App and web page records
——

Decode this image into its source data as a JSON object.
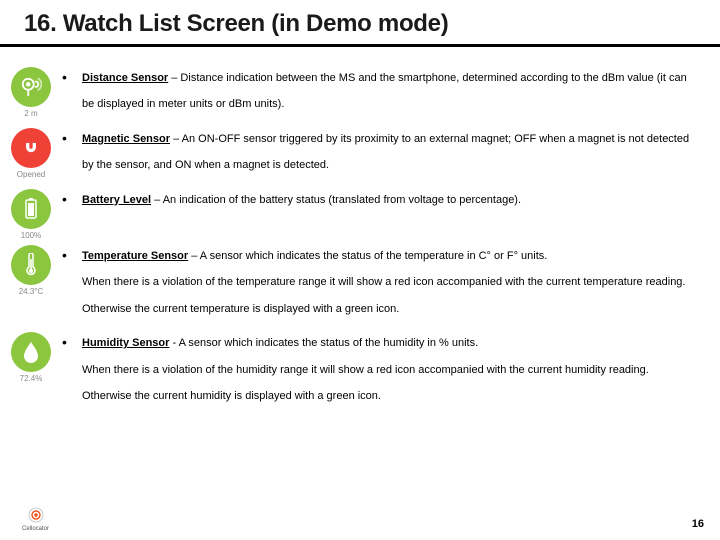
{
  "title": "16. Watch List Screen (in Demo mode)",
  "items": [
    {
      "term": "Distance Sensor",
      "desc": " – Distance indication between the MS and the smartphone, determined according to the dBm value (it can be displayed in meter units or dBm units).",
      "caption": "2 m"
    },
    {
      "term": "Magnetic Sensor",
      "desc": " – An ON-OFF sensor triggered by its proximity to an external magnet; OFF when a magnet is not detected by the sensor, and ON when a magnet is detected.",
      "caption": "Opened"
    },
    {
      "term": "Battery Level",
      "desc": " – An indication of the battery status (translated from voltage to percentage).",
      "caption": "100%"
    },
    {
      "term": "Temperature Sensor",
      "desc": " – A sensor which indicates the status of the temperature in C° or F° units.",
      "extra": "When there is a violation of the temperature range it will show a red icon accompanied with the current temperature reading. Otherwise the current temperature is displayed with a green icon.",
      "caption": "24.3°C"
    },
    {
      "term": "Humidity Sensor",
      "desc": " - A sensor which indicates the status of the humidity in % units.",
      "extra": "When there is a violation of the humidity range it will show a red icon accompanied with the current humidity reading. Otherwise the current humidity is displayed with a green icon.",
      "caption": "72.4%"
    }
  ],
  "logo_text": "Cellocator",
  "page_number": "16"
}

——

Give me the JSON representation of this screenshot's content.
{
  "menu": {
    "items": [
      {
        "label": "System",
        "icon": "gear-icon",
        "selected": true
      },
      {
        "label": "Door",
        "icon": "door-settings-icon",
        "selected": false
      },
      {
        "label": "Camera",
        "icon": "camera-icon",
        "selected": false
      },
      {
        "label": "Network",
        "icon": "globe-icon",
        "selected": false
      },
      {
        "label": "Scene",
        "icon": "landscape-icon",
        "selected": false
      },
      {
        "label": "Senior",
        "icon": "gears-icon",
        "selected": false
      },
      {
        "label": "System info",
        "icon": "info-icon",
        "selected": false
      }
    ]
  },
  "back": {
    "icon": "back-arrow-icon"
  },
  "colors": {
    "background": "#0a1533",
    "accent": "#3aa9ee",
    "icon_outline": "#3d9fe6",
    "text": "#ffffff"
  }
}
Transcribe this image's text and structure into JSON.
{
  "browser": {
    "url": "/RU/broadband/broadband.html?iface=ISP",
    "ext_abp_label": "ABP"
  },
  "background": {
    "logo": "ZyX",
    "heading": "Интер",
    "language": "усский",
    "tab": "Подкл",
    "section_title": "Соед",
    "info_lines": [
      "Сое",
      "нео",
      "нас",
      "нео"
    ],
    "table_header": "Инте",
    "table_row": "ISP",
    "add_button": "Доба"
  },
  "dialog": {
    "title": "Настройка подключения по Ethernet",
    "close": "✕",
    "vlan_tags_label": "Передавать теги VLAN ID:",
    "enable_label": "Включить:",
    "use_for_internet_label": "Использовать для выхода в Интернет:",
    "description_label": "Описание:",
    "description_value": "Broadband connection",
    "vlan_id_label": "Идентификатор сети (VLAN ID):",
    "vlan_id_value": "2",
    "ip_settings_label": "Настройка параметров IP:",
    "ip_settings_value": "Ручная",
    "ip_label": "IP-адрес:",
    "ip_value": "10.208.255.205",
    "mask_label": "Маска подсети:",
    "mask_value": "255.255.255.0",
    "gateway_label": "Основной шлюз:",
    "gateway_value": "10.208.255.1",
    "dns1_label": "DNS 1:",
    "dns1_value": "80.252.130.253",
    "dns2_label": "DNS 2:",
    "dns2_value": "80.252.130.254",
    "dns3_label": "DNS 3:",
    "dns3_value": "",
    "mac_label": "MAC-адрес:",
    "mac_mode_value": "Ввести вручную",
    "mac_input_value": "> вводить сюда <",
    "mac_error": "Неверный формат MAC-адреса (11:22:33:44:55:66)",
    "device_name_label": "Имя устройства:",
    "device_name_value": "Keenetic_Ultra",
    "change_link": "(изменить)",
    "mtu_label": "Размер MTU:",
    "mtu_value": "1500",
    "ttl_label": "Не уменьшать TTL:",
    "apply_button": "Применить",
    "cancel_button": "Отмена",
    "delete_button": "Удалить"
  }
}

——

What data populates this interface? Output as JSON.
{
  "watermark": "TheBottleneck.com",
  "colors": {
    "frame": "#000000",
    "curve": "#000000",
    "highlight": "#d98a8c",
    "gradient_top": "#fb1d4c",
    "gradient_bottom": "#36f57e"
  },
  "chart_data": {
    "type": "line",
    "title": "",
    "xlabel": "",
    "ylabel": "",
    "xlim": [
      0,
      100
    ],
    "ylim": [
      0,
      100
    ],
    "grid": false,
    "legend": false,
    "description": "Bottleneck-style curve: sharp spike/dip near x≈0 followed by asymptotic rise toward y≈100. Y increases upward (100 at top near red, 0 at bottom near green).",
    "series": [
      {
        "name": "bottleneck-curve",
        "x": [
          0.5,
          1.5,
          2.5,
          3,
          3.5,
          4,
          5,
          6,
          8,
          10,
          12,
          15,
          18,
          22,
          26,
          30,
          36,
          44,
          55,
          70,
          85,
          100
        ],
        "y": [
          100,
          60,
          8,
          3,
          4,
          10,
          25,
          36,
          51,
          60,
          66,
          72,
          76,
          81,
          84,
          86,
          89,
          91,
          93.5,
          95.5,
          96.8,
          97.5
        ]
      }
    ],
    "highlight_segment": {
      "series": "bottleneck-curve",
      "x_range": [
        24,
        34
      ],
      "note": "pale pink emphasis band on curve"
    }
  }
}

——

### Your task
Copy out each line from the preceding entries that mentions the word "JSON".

### Result for this task
Decode this image into its source data as a JSON object.
Give me the JSON representation of this screenshot's content.
Transcribe this image's text and structure into JSON.
What data populates this interface? Output as JSON.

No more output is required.